### TASK DESCRIPTION
In the listing below, locate the lines bearing the word "data". Copy every one of them.
[Start of section]
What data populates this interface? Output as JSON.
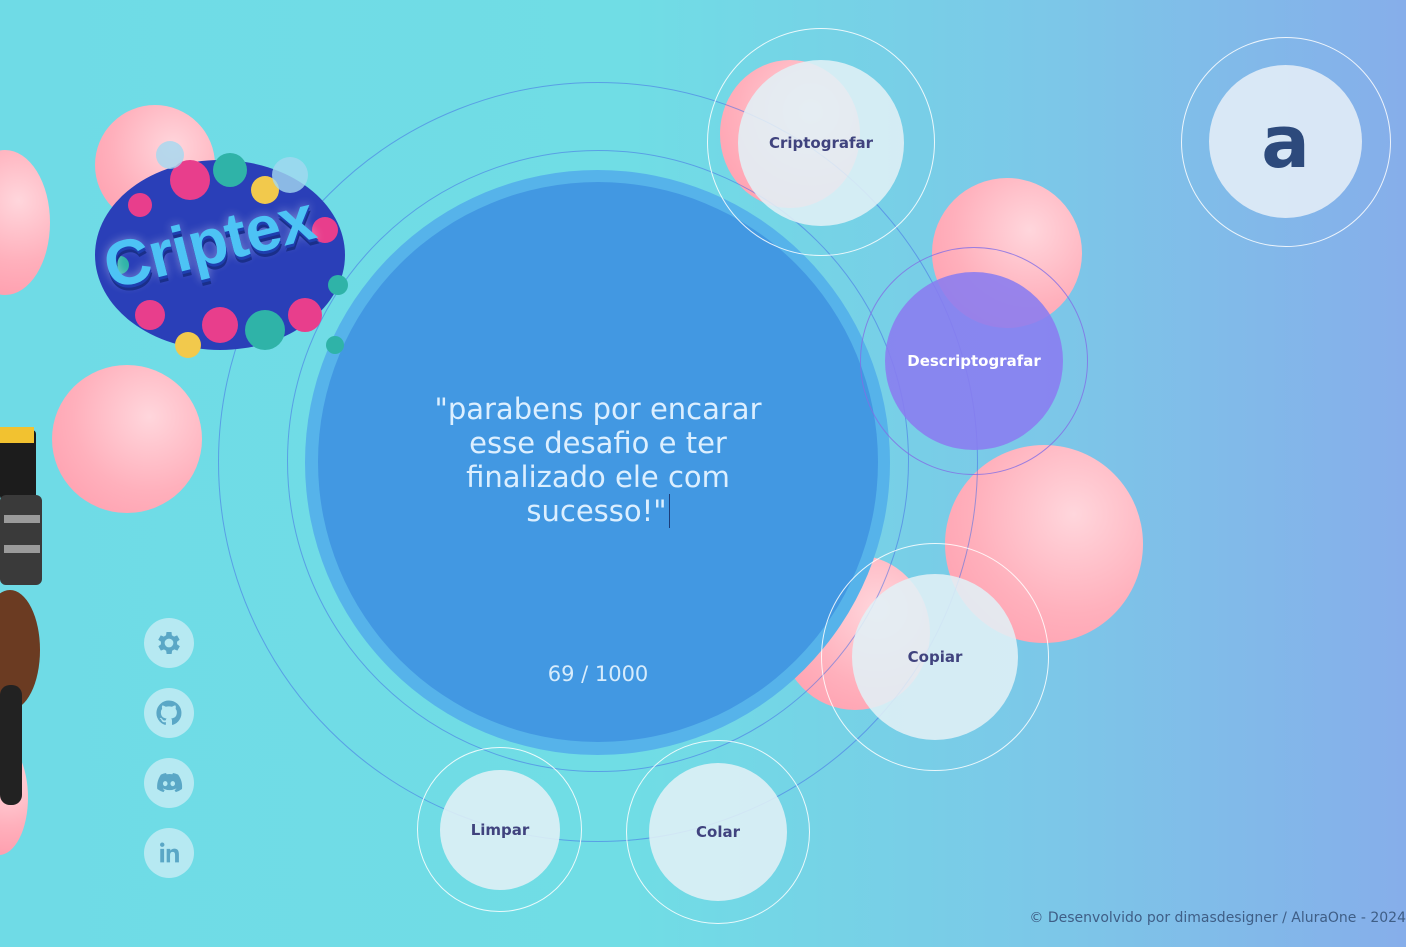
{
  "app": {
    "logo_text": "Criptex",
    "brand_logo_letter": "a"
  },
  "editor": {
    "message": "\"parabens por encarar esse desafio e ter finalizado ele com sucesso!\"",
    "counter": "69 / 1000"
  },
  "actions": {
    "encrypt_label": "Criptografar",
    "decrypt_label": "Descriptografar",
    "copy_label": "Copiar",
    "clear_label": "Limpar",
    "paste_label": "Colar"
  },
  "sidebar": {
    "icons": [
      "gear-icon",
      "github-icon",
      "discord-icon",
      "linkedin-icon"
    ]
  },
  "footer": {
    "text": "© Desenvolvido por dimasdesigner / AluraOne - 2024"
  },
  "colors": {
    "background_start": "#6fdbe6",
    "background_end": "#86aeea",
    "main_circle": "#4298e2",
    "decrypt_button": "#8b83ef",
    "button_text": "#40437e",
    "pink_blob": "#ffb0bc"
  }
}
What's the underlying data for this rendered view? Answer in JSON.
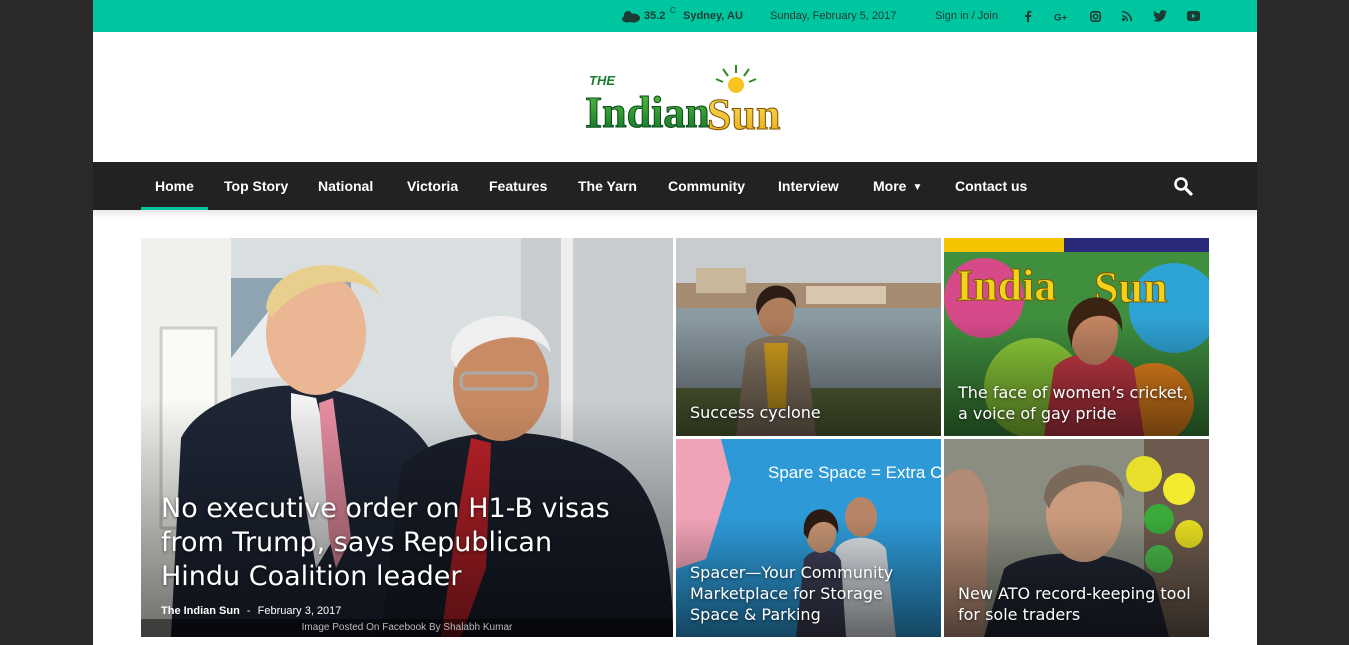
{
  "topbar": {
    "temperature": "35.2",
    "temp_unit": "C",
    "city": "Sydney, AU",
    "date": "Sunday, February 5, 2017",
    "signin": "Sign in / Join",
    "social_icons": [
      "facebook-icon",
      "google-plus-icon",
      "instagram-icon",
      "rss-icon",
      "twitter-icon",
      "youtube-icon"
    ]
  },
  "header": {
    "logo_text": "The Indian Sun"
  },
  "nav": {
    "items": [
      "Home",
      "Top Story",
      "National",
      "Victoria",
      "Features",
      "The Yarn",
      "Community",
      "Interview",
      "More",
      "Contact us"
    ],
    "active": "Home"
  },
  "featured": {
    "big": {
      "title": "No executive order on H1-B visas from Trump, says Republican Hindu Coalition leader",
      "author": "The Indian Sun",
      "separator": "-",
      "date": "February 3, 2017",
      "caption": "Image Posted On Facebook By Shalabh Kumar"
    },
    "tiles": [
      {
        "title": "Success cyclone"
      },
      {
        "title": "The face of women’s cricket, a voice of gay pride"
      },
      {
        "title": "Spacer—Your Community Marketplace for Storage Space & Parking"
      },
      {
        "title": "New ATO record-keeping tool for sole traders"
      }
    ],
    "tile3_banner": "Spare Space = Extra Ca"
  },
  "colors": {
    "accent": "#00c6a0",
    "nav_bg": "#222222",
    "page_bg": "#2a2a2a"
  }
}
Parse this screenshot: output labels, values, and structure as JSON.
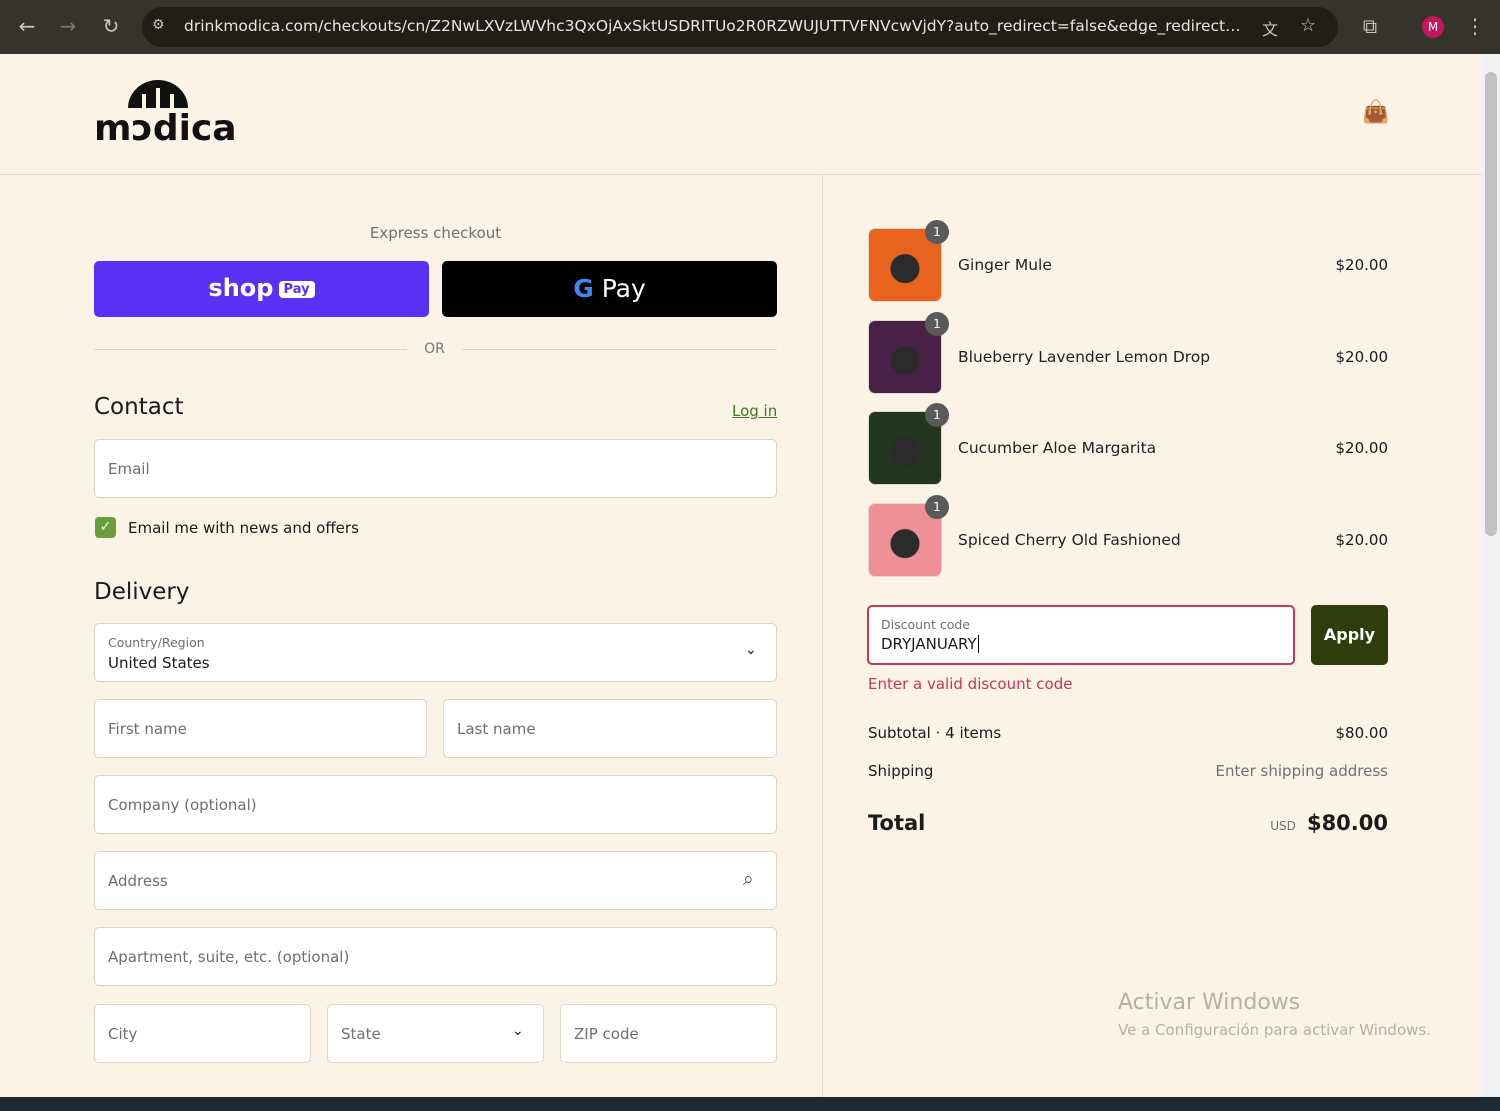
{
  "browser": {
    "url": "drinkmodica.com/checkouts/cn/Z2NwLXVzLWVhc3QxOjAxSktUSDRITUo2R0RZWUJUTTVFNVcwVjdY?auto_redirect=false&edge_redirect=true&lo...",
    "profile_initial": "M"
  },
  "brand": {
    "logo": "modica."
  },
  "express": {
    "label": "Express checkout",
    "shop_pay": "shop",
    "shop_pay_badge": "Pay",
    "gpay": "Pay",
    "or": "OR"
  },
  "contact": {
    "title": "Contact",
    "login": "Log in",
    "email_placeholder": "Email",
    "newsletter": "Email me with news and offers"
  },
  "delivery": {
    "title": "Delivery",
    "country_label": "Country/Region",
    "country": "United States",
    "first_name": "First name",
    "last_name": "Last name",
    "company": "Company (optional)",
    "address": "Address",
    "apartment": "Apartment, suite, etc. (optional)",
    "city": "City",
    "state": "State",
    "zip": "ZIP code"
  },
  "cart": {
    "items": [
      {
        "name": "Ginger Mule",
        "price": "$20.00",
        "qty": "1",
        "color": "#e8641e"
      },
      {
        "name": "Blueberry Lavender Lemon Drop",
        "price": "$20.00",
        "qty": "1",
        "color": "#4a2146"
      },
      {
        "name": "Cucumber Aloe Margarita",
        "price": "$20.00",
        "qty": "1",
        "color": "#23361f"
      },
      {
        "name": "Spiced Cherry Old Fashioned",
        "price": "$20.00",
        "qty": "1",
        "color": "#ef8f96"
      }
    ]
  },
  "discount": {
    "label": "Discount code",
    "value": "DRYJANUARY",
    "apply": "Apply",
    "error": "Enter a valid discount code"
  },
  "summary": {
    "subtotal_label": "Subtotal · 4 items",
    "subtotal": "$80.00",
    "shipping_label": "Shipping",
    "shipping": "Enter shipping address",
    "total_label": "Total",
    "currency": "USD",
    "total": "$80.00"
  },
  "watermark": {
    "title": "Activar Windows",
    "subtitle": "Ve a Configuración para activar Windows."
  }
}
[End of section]
### ANSWER SPACE
What data populates this interface? Output as JSON.
What's the underlying data for this rendered view? Answer in JSON.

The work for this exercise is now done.